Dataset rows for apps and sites
=-=-=-=-=

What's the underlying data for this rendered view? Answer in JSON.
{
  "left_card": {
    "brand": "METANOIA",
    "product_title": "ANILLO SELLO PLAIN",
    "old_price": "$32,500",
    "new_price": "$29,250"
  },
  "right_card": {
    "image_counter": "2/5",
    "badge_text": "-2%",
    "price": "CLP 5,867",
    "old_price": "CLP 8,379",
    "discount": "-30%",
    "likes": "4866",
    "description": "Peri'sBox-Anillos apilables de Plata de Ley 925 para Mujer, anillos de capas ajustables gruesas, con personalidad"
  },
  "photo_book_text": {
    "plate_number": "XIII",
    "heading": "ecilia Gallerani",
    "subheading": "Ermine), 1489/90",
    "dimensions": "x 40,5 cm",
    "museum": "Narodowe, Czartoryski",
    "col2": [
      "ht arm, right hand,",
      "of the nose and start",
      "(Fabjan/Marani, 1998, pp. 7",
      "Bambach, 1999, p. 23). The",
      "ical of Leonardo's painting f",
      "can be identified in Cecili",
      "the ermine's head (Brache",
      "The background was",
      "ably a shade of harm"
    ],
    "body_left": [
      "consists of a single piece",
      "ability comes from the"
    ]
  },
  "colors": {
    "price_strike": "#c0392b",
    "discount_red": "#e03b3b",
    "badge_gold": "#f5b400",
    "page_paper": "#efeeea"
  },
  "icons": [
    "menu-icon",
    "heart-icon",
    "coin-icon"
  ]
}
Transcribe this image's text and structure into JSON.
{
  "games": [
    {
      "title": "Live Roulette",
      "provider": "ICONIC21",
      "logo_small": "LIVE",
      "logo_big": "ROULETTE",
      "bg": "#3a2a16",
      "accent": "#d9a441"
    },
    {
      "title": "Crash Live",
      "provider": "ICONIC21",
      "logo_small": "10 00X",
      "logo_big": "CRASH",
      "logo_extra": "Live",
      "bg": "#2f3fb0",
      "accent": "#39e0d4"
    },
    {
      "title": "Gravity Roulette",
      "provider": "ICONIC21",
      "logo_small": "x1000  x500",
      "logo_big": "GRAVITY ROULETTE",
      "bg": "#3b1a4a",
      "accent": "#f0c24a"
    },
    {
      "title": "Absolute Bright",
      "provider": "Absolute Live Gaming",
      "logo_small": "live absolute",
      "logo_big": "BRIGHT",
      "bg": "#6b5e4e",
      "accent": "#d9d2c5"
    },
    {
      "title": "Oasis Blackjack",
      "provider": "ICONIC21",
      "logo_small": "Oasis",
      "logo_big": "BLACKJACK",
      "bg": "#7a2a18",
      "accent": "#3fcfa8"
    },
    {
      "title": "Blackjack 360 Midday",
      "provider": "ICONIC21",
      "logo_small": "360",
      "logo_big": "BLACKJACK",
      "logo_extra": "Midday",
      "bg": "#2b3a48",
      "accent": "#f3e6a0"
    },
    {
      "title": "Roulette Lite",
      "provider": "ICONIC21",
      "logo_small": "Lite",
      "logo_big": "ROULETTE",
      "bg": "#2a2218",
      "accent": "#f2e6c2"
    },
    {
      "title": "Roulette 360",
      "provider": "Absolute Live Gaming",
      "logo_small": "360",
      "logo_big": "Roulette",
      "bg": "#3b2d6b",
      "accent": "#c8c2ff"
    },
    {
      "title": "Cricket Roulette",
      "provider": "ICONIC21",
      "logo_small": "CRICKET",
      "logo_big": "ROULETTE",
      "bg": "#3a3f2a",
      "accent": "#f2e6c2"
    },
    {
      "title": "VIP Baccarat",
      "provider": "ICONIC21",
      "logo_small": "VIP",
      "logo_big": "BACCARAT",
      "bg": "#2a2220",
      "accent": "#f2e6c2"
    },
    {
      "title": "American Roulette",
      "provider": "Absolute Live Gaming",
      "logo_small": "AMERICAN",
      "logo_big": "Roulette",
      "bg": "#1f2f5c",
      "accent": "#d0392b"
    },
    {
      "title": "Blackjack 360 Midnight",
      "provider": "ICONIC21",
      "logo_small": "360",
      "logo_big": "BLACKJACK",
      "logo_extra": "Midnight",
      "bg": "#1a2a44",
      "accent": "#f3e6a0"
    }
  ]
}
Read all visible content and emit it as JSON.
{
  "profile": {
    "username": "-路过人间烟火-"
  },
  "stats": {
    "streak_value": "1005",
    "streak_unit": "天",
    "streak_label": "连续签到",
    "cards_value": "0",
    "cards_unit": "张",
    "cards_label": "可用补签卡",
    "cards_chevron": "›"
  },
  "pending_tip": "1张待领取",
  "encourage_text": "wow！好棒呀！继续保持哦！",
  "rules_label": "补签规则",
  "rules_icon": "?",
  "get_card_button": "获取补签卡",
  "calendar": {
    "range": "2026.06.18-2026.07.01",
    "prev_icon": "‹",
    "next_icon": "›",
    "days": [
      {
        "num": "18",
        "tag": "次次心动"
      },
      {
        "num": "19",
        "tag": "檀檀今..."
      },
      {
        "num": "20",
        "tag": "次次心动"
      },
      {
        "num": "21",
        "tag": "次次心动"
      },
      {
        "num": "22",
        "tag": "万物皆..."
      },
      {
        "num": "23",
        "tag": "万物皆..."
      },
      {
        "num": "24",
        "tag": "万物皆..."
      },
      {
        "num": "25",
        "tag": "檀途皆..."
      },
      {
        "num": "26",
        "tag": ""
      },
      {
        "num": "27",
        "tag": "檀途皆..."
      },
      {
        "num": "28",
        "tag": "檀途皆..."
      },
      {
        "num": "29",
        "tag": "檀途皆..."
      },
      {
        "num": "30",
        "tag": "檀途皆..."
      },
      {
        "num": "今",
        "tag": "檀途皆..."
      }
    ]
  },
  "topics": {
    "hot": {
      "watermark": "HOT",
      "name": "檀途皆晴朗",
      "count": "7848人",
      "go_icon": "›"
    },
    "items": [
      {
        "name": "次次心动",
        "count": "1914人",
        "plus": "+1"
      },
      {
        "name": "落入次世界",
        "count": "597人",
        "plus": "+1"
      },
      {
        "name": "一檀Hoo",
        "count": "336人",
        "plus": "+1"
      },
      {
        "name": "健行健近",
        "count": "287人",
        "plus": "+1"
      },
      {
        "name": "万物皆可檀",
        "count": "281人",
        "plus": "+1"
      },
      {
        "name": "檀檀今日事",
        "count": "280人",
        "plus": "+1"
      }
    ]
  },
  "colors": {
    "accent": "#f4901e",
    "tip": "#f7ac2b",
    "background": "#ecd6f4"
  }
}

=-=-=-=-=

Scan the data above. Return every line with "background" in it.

**Your response**
      "The background was",
    "background": "#ecd6f4"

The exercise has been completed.